● Task to carry out:
The lines below that include the word "JSON" are to be reported.

Entries from a dataset of interfaces:
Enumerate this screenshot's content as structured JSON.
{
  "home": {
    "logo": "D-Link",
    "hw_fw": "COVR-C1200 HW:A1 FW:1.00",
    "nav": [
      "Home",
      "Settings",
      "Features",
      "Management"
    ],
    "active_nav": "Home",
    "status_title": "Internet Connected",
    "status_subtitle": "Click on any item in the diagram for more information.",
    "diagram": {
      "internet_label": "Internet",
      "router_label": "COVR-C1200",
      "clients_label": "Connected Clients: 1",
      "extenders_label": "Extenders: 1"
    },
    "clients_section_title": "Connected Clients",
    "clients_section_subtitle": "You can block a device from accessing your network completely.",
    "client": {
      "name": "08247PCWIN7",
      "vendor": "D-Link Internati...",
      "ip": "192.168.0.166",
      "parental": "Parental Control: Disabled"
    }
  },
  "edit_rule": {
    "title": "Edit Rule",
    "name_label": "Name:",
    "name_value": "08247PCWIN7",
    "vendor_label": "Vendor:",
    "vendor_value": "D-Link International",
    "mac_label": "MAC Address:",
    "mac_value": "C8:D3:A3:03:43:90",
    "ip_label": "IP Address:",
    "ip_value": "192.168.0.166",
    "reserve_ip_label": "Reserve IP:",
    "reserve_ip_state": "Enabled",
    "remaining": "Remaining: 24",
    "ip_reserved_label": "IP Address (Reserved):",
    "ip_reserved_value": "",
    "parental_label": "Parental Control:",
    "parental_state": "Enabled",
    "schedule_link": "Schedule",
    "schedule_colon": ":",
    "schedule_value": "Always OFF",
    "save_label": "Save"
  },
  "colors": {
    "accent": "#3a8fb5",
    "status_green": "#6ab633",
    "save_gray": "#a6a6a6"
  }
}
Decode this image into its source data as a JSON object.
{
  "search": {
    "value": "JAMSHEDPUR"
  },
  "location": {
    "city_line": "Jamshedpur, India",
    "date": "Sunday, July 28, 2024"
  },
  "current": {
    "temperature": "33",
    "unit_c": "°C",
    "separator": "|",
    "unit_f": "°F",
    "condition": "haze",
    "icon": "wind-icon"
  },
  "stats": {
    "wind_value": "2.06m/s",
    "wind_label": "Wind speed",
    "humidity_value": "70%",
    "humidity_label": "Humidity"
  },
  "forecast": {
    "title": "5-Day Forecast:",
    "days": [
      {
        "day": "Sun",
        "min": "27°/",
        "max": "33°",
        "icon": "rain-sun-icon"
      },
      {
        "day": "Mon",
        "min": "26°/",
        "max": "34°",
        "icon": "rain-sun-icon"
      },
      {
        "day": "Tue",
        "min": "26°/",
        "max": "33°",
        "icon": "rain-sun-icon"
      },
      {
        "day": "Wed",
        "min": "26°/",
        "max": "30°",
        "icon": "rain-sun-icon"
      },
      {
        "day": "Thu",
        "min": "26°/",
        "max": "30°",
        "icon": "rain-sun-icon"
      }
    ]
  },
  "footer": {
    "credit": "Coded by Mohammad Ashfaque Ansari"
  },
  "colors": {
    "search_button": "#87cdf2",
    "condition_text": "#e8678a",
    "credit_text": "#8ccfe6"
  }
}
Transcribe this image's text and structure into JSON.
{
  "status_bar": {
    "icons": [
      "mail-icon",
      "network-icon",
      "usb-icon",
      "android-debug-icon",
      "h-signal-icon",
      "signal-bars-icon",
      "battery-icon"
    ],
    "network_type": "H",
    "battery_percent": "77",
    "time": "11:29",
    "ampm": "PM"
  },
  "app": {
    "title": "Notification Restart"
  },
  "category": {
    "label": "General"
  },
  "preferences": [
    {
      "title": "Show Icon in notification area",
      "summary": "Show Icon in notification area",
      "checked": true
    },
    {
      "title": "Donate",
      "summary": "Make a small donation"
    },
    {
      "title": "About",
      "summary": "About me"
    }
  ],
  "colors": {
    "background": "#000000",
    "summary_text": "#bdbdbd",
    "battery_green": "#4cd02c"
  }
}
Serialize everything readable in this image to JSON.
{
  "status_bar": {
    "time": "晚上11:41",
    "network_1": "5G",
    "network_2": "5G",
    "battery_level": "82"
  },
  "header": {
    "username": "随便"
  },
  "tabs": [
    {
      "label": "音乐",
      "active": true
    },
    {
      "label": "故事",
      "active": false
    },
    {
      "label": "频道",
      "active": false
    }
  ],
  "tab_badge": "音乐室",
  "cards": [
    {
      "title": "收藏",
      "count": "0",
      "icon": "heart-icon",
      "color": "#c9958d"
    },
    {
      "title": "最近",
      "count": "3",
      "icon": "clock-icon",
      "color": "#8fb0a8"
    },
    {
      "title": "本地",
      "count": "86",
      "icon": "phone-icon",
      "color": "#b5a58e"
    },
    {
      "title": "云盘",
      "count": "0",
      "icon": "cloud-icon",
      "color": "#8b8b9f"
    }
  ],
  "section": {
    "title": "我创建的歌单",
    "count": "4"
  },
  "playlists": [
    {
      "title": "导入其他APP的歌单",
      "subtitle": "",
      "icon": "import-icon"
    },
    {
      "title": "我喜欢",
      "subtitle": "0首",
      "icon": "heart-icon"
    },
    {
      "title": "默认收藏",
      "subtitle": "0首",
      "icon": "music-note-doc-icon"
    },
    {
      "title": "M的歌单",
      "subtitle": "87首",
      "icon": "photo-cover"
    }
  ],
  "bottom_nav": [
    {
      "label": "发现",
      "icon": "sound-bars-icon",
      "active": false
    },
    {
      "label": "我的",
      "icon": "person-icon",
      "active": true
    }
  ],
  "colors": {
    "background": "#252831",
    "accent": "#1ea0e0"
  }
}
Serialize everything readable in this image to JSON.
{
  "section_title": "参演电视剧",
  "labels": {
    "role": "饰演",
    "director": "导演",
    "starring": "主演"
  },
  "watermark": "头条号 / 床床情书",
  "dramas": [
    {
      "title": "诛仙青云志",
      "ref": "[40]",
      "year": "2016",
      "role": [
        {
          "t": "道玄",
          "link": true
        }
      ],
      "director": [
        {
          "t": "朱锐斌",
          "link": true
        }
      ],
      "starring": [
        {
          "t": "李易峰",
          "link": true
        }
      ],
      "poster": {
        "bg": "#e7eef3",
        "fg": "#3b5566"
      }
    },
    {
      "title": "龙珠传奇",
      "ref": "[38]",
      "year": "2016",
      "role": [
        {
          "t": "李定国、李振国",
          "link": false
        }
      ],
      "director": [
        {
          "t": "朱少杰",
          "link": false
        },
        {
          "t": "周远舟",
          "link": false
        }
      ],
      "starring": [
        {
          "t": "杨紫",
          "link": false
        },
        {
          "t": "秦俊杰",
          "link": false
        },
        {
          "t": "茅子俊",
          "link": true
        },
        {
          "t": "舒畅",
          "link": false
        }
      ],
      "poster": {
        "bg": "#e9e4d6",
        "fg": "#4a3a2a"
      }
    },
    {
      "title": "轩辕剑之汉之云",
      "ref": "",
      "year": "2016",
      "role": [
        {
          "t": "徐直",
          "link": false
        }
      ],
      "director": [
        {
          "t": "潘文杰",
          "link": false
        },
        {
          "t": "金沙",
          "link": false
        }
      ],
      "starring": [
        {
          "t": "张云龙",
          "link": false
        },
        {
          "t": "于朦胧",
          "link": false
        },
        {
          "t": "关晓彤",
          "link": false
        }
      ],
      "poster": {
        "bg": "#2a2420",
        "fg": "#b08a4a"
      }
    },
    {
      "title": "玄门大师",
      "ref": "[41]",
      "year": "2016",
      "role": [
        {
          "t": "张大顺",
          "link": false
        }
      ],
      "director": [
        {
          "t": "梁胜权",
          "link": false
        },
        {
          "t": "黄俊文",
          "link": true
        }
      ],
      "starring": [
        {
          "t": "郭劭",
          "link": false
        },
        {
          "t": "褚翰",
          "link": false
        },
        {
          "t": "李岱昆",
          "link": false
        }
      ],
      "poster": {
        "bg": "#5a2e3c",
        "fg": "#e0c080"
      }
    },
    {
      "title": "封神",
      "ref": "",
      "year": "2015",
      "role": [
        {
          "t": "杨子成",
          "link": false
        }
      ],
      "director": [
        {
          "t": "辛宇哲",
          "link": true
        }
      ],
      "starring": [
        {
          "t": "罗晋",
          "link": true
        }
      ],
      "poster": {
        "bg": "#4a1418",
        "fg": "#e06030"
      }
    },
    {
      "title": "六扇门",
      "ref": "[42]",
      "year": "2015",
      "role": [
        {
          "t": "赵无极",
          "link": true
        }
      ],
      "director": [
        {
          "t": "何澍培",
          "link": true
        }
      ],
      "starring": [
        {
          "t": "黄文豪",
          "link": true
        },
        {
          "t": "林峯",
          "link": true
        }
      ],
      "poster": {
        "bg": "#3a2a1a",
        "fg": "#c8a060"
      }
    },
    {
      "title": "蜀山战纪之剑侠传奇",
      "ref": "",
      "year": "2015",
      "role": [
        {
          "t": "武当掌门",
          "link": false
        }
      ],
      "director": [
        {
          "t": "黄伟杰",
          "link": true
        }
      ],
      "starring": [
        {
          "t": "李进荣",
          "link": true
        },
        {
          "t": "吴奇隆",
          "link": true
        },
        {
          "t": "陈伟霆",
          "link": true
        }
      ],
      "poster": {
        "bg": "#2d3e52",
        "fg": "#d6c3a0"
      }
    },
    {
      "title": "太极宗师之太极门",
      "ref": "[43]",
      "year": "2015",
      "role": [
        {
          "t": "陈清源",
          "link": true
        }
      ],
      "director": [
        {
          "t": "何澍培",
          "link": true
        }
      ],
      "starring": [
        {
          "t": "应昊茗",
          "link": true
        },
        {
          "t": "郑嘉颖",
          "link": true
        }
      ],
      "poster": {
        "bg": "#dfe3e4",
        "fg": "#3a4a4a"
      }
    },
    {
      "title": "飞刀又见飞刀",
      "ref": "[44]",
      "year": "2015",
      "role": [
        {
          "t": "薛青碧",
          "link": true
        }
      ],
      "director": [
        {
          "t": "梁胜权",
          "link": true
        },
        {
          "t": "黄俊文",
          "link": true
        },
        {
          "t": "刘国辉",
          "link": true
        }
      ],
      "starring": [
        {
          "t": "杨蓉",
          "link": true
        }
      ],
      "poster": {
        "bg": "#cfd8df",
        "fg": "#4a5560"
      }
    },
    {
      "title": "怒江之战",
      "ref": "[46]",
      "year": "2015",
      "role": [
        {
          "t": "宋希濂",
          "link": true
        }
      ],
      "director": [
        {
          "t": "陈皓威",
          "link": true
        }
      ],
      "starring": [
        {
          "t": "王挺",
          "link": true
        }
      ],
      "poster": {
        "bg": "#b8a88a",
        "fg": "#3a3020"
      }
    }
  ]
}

● Response area:
Enumerate this screenshot's content as structured JSON.
Decode this image into its source data as a JSON object.
Transcribe this image's text and structure into JSON.
Serialize everything readable in this image to JSON.
Serialize everything readable in this image to JSON.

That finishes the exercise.